How I Found Out Violent Sex Offenders Reside In The Same Shelter As I Do

HMLS New YorkerWhen you reside in a shelter, you are mandated to attend regularly scheduled meetings called Independent Living Plan (ILP) meetings. These meetings are conducted by your assigned case worker.

The tone and context of these meetings are akin to what I would imagine parole meetings are like. They mostly have a disciplinary type of function. During an ILP, you sign your room check form for the random room checks that are performed weekly; you sign a document that says you will continue to follow the rules, take off your belt before you come through the metal detector, keep any meetings the shelter decides to schedule for you at their whim, etc.

The ILP meetings don’t provide any tangible help for you to get housing. Although your case worker is also supposed to be your “housing specialist,” they don’t provide you with any valuable help to assist you in securing housing. (I’ll elaborate on that in a future blog post.) I say this to say, it was during an ILP meeting that I, by chance, discovered that violent sex offenders reside in the same shelter I do.

During one of my ILP meetings, my case worker carelessly left an array of documents containing people’s personal information out on her desk. Among these documents carelessly left askew for any and all to see, were sex offender papers.

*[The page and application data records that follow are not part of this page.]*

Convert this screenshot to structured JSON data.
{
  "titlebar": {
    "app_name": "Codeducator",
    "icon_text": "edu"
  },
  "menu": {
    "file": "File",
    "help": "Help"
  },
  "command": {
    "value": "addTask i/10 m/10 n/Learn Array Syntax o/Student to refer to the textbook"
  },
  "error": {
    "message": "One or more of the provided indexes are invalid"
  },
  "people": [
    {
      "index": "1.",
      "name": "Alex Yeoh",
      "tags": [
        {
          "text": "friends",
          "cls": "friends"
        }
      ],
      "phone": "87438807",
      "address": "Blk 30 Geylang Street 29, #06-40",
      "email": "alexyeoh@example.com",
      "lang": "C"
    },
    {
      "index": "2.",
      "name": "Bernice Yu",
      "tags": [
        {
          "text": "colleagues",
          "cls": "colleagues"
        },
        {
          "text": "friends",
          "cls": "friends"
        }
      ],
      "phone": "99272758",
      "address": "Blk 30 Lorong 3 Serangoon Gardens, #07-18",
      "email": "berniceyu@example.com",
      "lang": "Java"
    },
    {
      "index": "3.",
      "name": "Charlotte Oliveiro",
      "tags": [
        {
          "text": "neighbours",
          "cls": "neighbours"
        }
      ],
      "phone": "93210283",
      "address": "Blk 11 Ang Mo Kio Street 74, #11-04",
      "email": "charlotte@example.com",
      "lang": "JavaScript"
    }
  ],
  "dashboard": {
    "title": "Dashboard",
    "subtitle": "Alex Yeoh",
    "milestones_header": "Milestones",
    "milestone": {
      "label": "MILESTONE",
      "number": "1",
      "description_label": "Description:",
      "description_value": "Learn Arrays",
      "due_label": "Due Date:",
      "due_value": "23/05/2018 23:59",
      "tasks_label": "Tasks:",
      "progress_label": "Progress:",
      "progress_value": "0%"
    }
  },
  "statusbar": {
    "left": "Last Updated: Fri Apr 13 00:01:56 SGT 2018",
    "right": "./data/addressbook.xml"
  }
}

No, shelter residents are not alerted to the fact that they are living in close-quarters with violent perpetrators of sex crimes. I found this out because my case worker did not honor the confidentiality protocols that require that personal documents are not left out in the open.

Upon further investigation, I recently found out that there are several violent sex offenders residing in the shelter I currently reside in. This should not be allowed. Unfortunately, this is not an anomaly. This week, I discovered a few exposès that exposed other NYC homeless shelters that have violent sex offenders living amongst women and children unbeknownst to them.

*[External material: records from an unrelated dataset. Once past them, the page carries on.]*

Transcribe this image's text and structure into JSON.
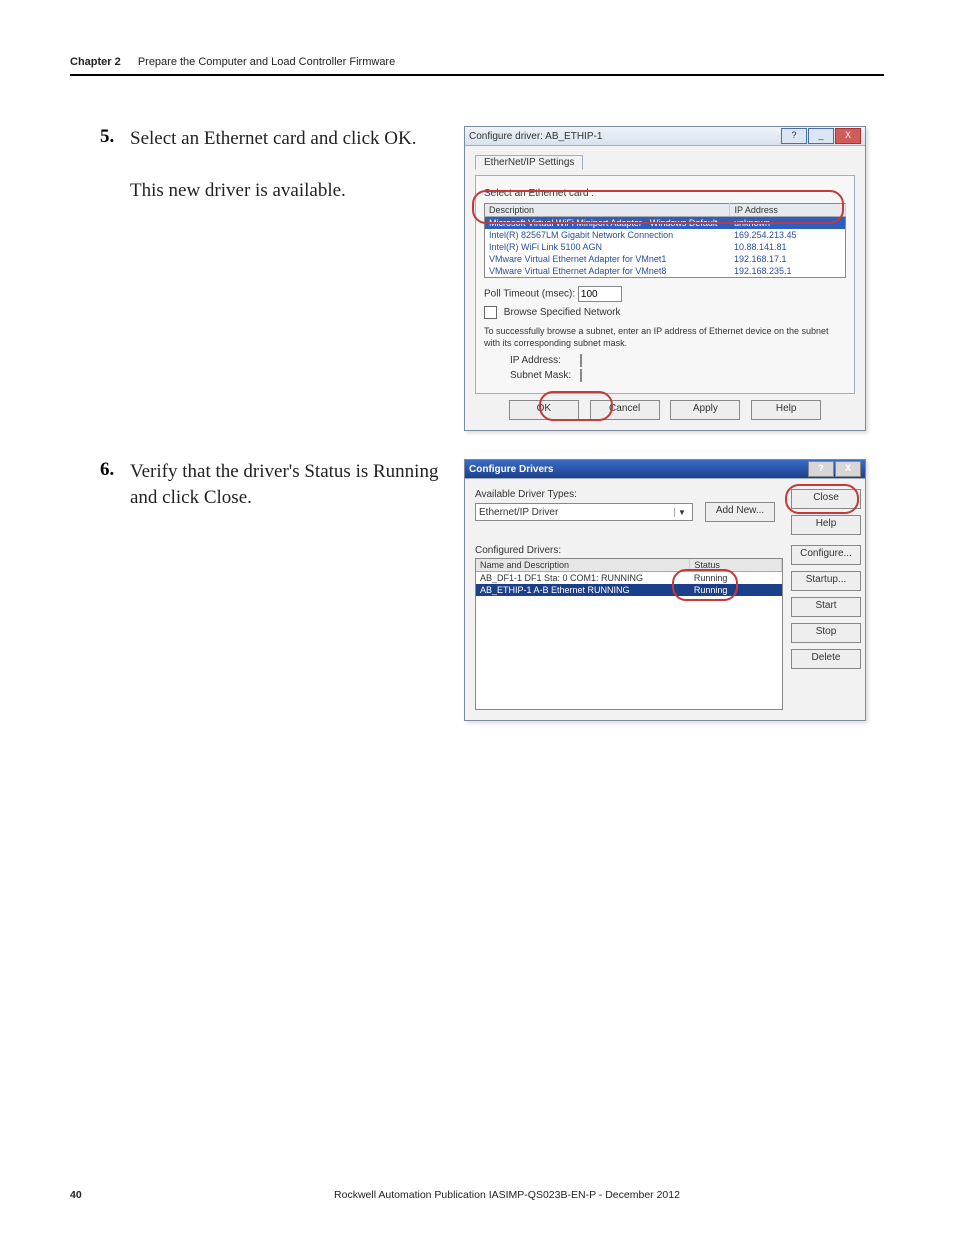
{
  "header": {
    "chapter": "Chapter 2",
    "title": "Prepare the Computer and Load Controller Firmware"
  },
  "steps": {
    "s5": {
      "num": "5.",
      "text": "Select an Ethernet card and click OK.",
      "sub": "This new driver is available."
    },
    "s6": {
      "num": "6.",
      "text": "Verify that the driver's Status is Running and click Close."
    }
  },
  "dlg1": {
    "title": "Configure driver: AB_ETHIP-1",
    "tab": "EtherNet/IP Settings",
    "select_label": "Select an Ethernet card :",
    "col_desc": "Description",
    "col_ip": "IP Address",
    "rows": [
      {
        "desc": "Microsoft Virtual WiFi Miniport Adapter - Windows Default",
        "ip": "unknown",
        "selected": true
      },
      {
        "desc": "Intel(R) 82567LM Gigabit Network Connection",
        "ip": "169.254.213.45"
      },
      {
        "desc": "Intel(R) WiFi Link 5100 AGN",
        "ip": "10.88.141.81"
      },
      {
        "desc": "VMware Virtual Ethernet Adapter for VMnet1",
        "ip": "192.168.17.1"
      },
      {
        "desc": "VMware Virtual Ethernet Adapter for VMnet8",
        "ip": "192.168.235.1"
      }
    ],
    "poll_label": "Poll Timeout (msec):",
    "poll_value": "100",
    "browse_label": "Browse Specified Network",
    "browse_note": "To successfully browse a subnet, enter an IP address of Ethernet device on the subnet with its corresponding subnet mask.",
    "ip_label": "IP Address:",
    "mask_label": "Subnet Mask:",
    "btn_ok": "OK",
    "btn_cancel": "Cancel",
    "btn_apply": "Apply",
    "btn_help": "Help"
  },
  "dlg2": {
    "title": "Configure Drivers",
    "avail_label": "Available Driver Types:",
    "avail_value": "Ethernet/IP Driver",
    "btn_addnew": "Add New...",
    "btn_close": "Close",
    "btn_help": "Help",
    "conf_label": "Configured Drivers:",
    "col_name": "Name and Description",
    "col_status": "Status",
    "rows": [
      {
        "name": "AB_DF1-1 DF1 Sta: 0 COM1: RUNNING",
        "status": "Running"
      },
      {
        "name": "AB_ETHIP-1  A-B Ethernet  RUNNING",
        "status": "Running",
        "selected": true
      }
    ],
    "btn_configure": "Configure...",
    "btn_startup": "Startup...",
    "btn_start": "Start",
    "btn_stop": "Stop",
    "btn_delete": "Delete"
  },
  "footer": {
    "page": "40",
    "pub": "Rockwell Automation Publication IASIMP-QS023B-EN-P - December 2012"
  },
  "icons": {
    "help": "?",
    "close_x": "X",
    "min": "_",
    "dropdown": "▼"
  },
  "colors": {
    "highlight": "#c23a3a",
    "selection": "#2b5fc2",
    "titlebar2": "#1c3f8a"
  }
}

CLICK HERE and HERE for those investigative reports.


The Homeless New Yorker Red Tape Quote Of The Week: The Incarceration-Like Interrogation Edition

HMLS New Yorker Red Tape

“These are the same questions you get asked when you get arrested.” -My Case Worker

The aforementioned quote is what my case worker said to me when I asked her the relevance of the questions she was asking me. (Note, she was asking me how many siblings I had and if I was raised in the same household with them.)

Also Note, I have NEVER been arrested. What would give a case worker cause to say something like this in response to a question of relevance, especially to someone who has absolutely no criminal history. I guess these shelter employees think being homeless is a crime.


Homeless New Yorker Stat Of The Week

HMLS New Yorker

According to a December 2015, New York Daily News Article, inspectors of NYC’s comptroller performed a random inspection of 101 New York City shelters. The inspection resulted in a finding that 87% of the shelters “had conditions that threatened residents’ health or safety.”


The Homeless New Yorker Red Tape Quote Of The Week: The Room Inspection Edition

HMLS New Yorker Red Tape

“ROOM INSPECTION. I just saw you come upstairs. I know you have clothes on.” -A Homeless Shelter Case Worker

This is how a case worker screams through the hallway to a homeless shelter resident, while rapidly and loudly banging on that person’s door with a security guard by her side to do a routine room inspection.

This is so callous, and adds to the atmosphere of living in a prison-like environment. What if that particular resident, or any resident within the sound of the case worker’s ruckus, was on the phone with their employer, on a business call, or on the phone with a loved one handling a sensitive matter? The above-stated quote is what would be heard in the background of that call. No professionalism, no courtesy, and no class!